S – I’ve heard that you can buy backlinks cheaply and this can improve your ranking. What do you think?
J- If you’re an experienced SEO professional you’ll be looking to earn backlinks through reputable sources rather than buying a 1000 low-level domain links on the cheap. Google has been explicit about this black hat tactic. It’ll damage your domain and could cost you a lot of money to put write. Never go cheap on bin liners and SEO, at some point you’ll end up surrounded by mess.
S – Are there any tools you’d recommend?
J – Yes, Ahrefs is by far the best in class, detailed, accurate and user-friendly. UberSuggests is a great tool for a novice and Semrush is usually a safe bet. If you’re specialising in the field, I’d recommend that you use a few different tools simultaneously because they often find different things.
Author notes – Johnny Pawlik has been writing informative SEO forecast articles for over a decade. He’s developed many marketing courses and mentored entrepreneurs, business owners, SEO professionals, marketers and agencies. Johnny studied Political Philosophy at Oxford University and has over 21 years of international experience in branding, marketing, and strategy. He’s consulted with the European Parliament, the Tokyo Metropolitan Government, British Members of Parliament, Chambers of Commerce in Kyoto and Warsaw, the NHS, the UKTI, and a plethora of others.
Johnny has been featured numerous times in the media including Good Morning Britain, the BBC Political Debates, BBC Radio, Osaka Radio, Asahi Shimbun, Forbes and many others. He has contributed and mentored on boards to many public service providers and societies including the Credit Union, Opera North, Sheffield Futures and 360 Accelerator.

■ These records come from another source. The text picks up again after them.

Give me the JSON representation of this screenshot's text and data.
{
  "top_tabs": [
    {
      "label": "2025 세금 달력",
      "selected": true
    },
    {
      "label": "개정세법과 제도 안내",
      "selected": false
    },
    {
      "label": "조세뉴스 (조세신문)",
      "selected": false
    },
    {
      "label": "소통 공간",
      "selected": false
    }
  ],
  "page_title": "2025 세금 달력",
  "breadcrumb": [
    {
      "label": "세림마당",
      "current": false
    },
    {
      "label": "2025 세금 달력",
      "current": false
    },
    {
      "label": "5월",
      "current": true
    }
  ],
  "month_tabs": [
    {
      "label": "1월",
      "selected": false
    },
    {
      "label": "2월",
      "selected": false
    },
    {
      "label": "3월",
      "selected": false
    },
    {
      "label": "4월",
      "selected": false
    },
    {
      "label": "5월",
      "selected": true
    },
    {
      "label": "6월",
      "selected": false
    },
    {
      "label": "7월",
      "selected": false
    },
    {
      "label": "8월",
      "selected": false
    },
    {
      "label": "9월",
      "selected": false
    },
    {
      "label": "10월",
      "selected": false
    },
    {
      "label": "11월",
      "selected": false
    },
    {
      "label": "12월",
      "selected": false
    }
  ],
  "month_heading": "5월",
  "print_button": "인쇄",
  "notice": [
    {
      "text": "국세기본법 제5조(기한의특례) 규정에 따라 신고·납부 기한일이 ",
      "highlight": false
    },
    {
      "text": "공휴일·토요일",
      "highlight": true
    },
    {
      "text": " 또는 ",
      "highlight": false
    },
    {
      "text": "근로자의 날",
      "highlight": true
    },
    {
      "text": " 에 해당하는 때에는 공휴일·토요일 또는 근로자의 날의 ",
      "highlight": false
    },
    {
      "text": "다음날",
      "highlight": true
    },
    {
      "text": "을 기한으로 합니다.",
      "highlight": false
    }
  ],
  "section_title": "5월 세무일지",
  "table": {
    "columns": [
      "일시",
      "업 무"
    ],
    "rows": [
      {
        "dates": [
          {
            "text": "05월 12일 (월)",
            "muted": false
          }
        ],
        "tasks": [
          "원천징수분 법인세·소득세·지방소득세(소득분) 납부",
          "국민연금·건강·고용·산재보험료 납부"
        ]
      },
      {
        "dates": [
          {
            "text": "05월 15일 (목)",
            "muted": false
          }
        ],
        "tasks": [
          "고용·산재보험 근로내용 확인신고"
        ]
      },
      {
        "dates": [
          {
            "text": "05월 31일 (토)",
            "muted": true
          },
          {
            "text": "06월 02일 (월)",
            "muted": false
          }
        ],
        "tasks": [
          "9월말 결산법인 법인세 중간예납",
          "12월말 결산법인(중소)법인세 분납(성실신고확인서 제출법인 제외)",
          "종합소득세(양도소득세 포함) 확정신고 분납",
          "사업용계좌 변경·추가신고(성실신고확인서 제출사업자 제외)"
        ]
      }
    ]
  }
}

He’s also a fellow of the Royal Society of Arts and Commerce, a Chair for the Intelligence Forums, a member of Deloitte’s Climate Action Coalition and has mentored on Ernst & Young’s entrepreneurship programme.